In addition to the blueprints and details of the projects, there was a separate arrangement for financing the works which would take the form of concessional loans, interest-free loans, private consortia and assistance from the Asian Development Bank. Of the total, around $ 11 billion will be distributed by the Exim Bank of China, China Development Bank and ICBC at an interest rate of 1.6% while, according to an announcement made by the Chinese government in August 2015, concessional loans for several projects in Gwadar totaling $ 757 million would be converted into loans at 0% interest. In another development in September 2015, China announced that the $ 230 million Gwadar International Airport project will be considered a grant that the government of Pakistan will not be required to repay. For energy purposes, $ 15.5 billion is to be built by joint Sino-Pakistani ventures, rather than the governments of China or Pakistan. Exim Bank of China will finance these investments at interest rates of 5-6%. The dozen remaining projects will be financed by the Asian Development Bank.

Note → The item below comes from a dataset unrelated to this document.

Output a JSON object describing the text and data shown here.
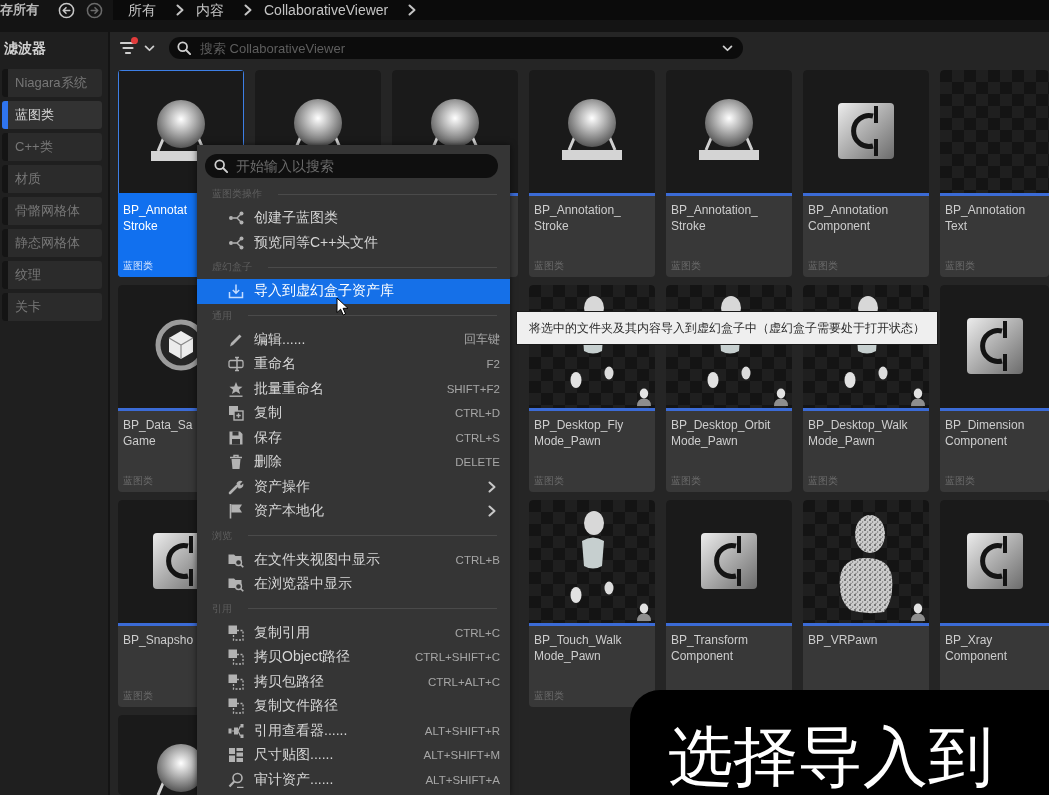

By all accounts, the number one beneficiary of the China-Pakistan Economic Corridor is Beijing and if everything remains normal, it is in Islamabad’s best interest. It will provide China with an alternative route for energy supply, as well as a new route through which Western China can conduct its trade; however, in the context of the United States-dominated Strait of Malacca, in particular, CPEC offers China an alternative route in the event of negative United States action. In addition, China is heavily dependent on the sea routes that cross the South China Sea near the disputed area, the Spratly Islands and the Paracel Islands, which is currently a source of tension between China, Taiwan, Vietnam, the Philippines and the United States and under the circumstances, the alternative route provided by the CPEC would reduce the possibility of a clash between Beijing and Washington. The CPEC alignments will improve connectivity with China’s Xinjiang Province, thereby increasing the region’s potential to attract public and private investment. Due to the CPEC, Chinese imports and exports to the Middle East, Africa and Europe would require much shorter shipping times and distances, as well as an alternate route to Afghanistan and the Central Asia.
With the People’s Republic of China being the richest country in the region, there is no doubt about its financing capacity, but Pakistan’s repayment capacity has always remained uncertain given the already torn economic situation of Islamabad which has been pushed. further in a decline due to the slowdown in the global economy amid the covid-19 pandemic, which began in late 2019 from Wuhan, China, and has spread to more than 200 country of the world. Thus, in the situation, the political fragility, the increased interference of the security agencies and the military establishment in matters of civilian administration, put additional pressure on the ambitious projects of CPEC currently underway in Pakistan. Obstacles encountered by China in the implementation of its BRI-related projects disappointed Beijing and the postponement of the 10e China-Pakistan Economic Corridor Joint Cooperation Committee (JCC) meeting testify to their differences on the issue. Since the projects started, Pakistan’s opposition parties have also abused it as a political tool unsuitable for a country like Pakistan.